(Data under study begins)

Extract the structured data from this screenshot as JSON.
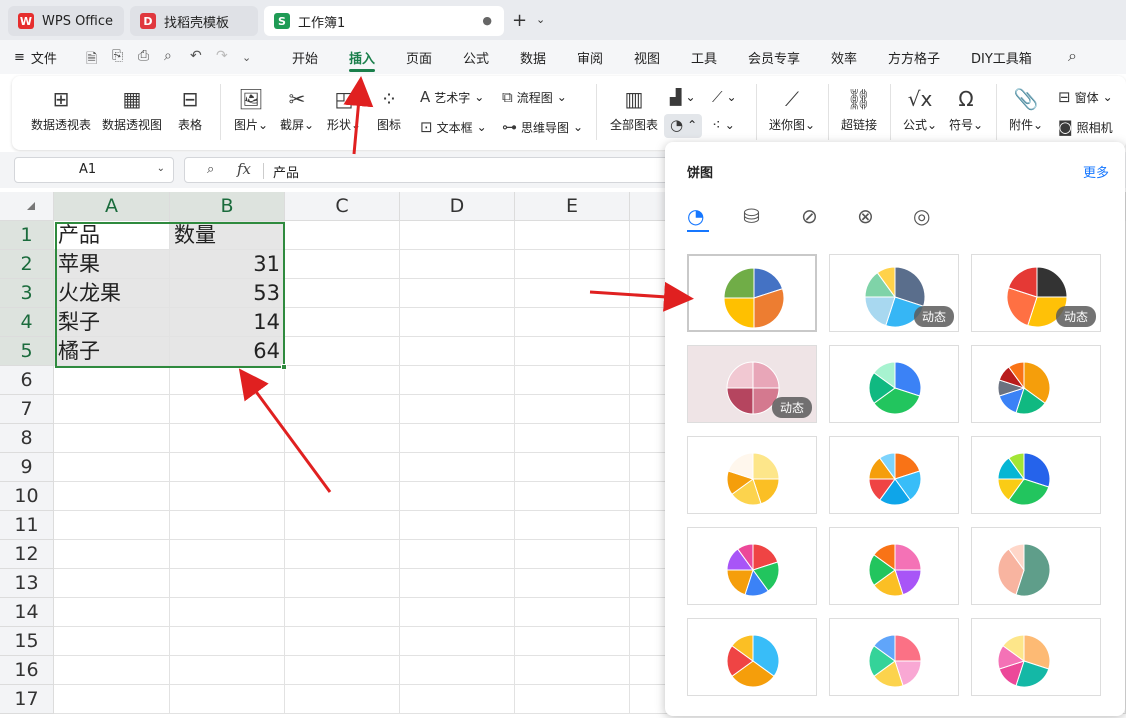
{
  "tabs": [
    {
      "label": "WPS Office",
      "logo": "W"
    },
    {
      "label": "找稻壳模板",
      "logo": "D"
    },
    {
      "label": "工作簿1",
      "logo": "S"
    }
  ],
  "menu": {
    "file": "文件",
    "items": [
      "开始",
      "插入",
      "页面",
      "公式",
      "数据",
      "审阅",
      "视图",
      "工具",
      "会员专享",
      "效率",
      "方方格子",
      "DIY工具箱"
    ]
  },
  "ribbon": {
    "pivot_table": "数据透视表",
    "pivot_chart": "数据透视图",
    "table": "表格",
    "picture": "图片",
    "screenshot": "截屏",
    "shape": "形状",
    "icon": "图标",
    "wordart": "艺术字",
    "textbox": "文本框",
    "flowchart": "流程图",
    "mindmap": "思维导图",
    "all_charts": "全部图表",
    "sparkline": "迷你图",
    "hyperlink": "超链接",
    "formula": "公式",
    "symbol": "符号",
    "attachment": "附件",
    "form": "窗体",
    "camera": "照相机"
  },
  "formula_bar": {
    "cell_ref": "A1",
    "content": "产品",
    "fx": "fx"
  },
  "sheet": {
    "columns": [
      "A",
      "B",
      "C",
      "D",
      "E"
    ],
    "rows": [
      "1",
      "2",
      "3",
      "4",
      "5",
      "6",
      "7",
      "8",
      "9",
      "10",
      "11",
      "12",
      "13",
      "14",
      "15",
      "16",
      "17"
    ],
    "header": [
      "产品",
      "数量"
    ],
    "data": [
      [
        "苹果",
        "31"
      ],
      [
        "火龙果",
        "53"
      ],
      [
        "梨子",
        "14"
      ],
      [
        "橘子",
        "64"
      ]
    ]
  },
  "panel": {
    "title": "饼图",
    "more": "更多",
    "dynamic_label": "动态",
    "subtypes": [
      "pie-icon",
      "3d-pie-icon",
      "pie-of-pie-icon",
      "bar-of-pie-icon",
      "doughnut-icon"
    ]
  },
  "colors": {
    "accent_green": "#1a7f4b",
    "selection_green": "#2f8a3e",
    "link_blue": "#1677ff",
    "arrow_red": "#e02020"
  }
}
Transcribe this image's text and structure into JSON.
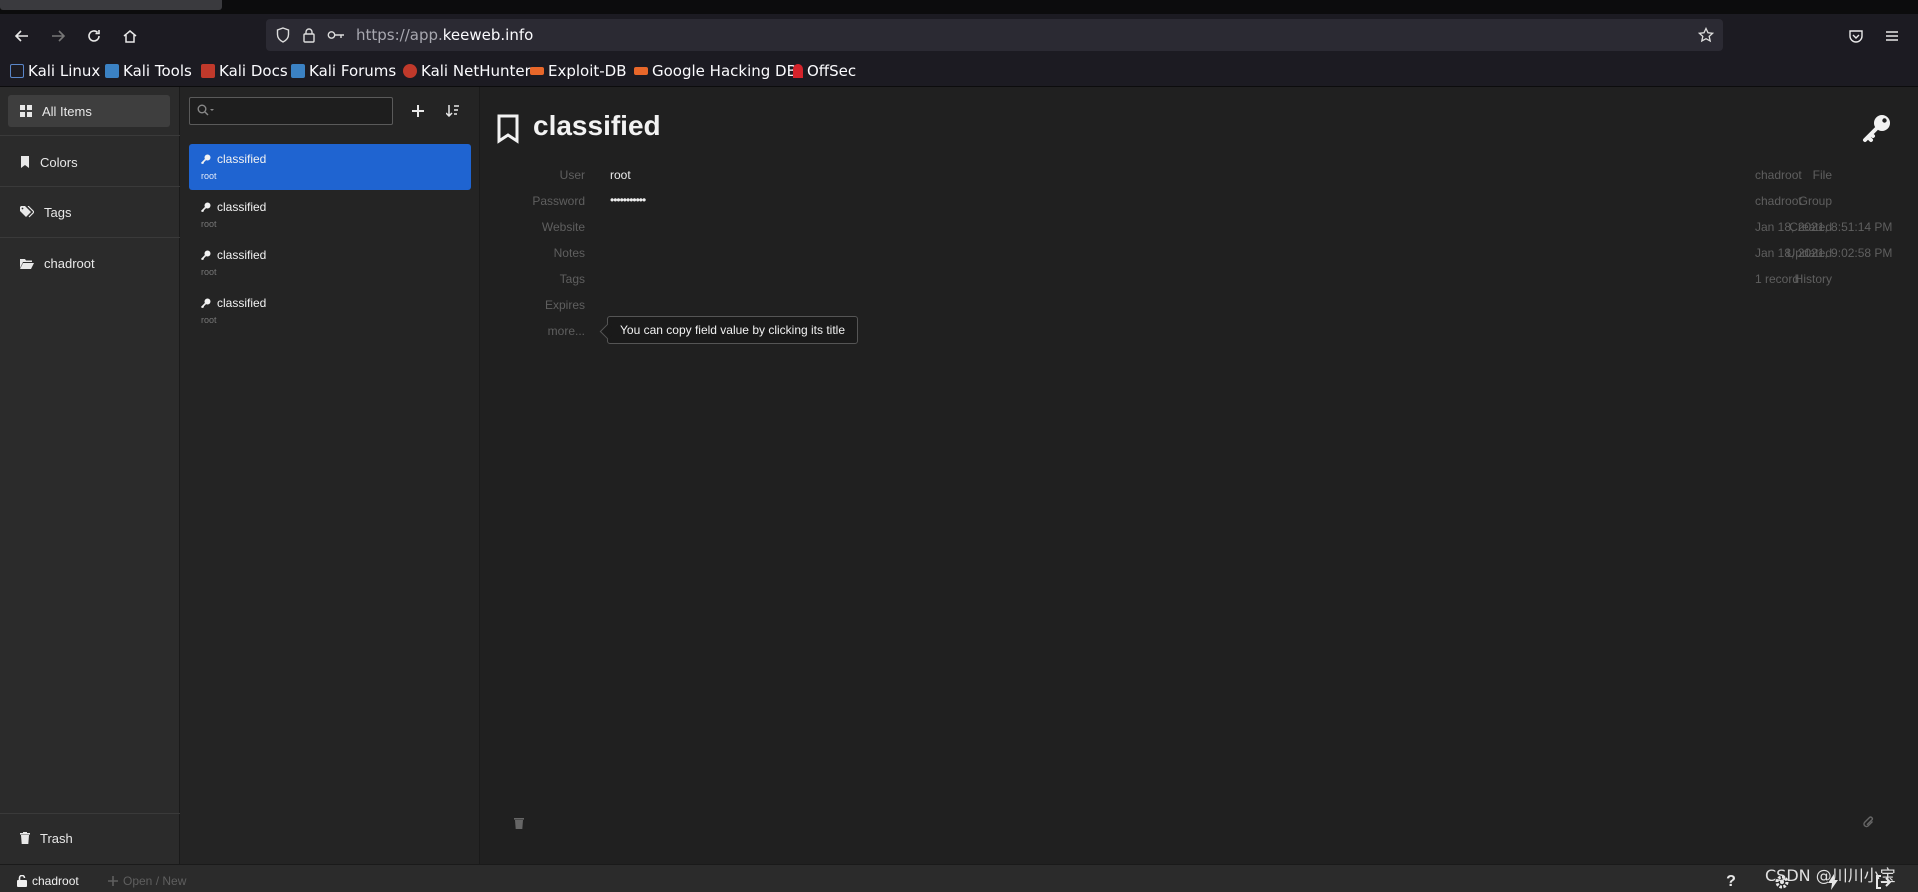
{
  "browser": {
    "url_prefix": "https://app.",
    "url_domain": "keeweb.info",
    "bookmarks": [
      {
        "label": "Kali Linux",
        "color": "#2c6ed5"
      },
      {
        "label": "Kali Tools",
        "color": "#3b82c4"
      },
      {
        "label": "Kali Docs",
        "color": "#c0392b"
      },
      {
        "label": "Kali Forums",
        "color": "#3b82c4"
      },
      {
        "label": "Kali NetHunter",
        "color": "#c0392b"
      },
      {
        "label": "Exploit-DB",
        "color": "#e8672a"
      },
      {
        "label": "Google Hacking DB",
        "color": "#e8672a"
      },
      {
        "label": "OffSec",
        "color": "#d4232b"
      }
    ]
  },
  "menu": {
    "items": [
      {
        "label": "All Items",
        "icon": "grid-icon"
      },
      {
        "label": "Colors",
        "icon": "bookmark-icon"
      },
      {
        "label": "Tags",
        "icon": "tags-icon"
      },
      {
        "label": "chadroot",
        "icon": "folder-icon"
      }
    ],
    "trash_label": "Trash"
  },
  "list": {
    "entries": [
      {
        "title": "classified",
        "user": "root"
      },
      {
        "title": "classified",
        "user": "root"
      },
      {
        "title": "classified",
        "user": "root"
      },
      {
        "title": "classified",
        "user": "root"
      }
    ]
  },
  "details": {
    "title": "classified",
    "fields": [
      {
        "label": "User",
        "value": "root"
      },
      {
        "label": "Password",
        "value": "•••••••••••"
      },
      {
        "label": "Website",
        "value": ""
      },
      {
        "label": "Notes",
        "value": ""
      },
      {
        "label": "Tags",
        "value": ""
      },
      {
        "label": "Expires",
        "value": ""
      },
      {
        "label": "more...",
        "value": ""
      }
    ],
    "aside": [
      {
        "label": "File",
        "value": "chadroot"
      },
      {
        "label": "Group",
        "value": "chadroot"
      },
      {
        "label": "Created",
        "value": "Jan 18, 2021, 8:51:14 PM"
      },
      {
        "label": "Updated",
        "value": "Jan 18, 2021, 9:02:58 PM"
      },
      {
        "label": "History",
        "value": "1 record"
      }
    ],
    "tooltip": "You can copy field value by clicking its title"
  },
  "footer": {
    "file_name": "chadroot",
    "open_new": "Open / New"
  },
  "watermark": "CSDN @川川小宝",
  "colors": {
    "accent": "#1f64d1",
    "background": "#202020"
  }
}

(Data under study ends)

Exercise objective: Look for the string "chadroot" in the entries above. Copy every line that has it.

Task answer:
        "label": "chadroot",
        "value": "chadroot"
        "value": "chadroot"
    "file_name": "chadroot",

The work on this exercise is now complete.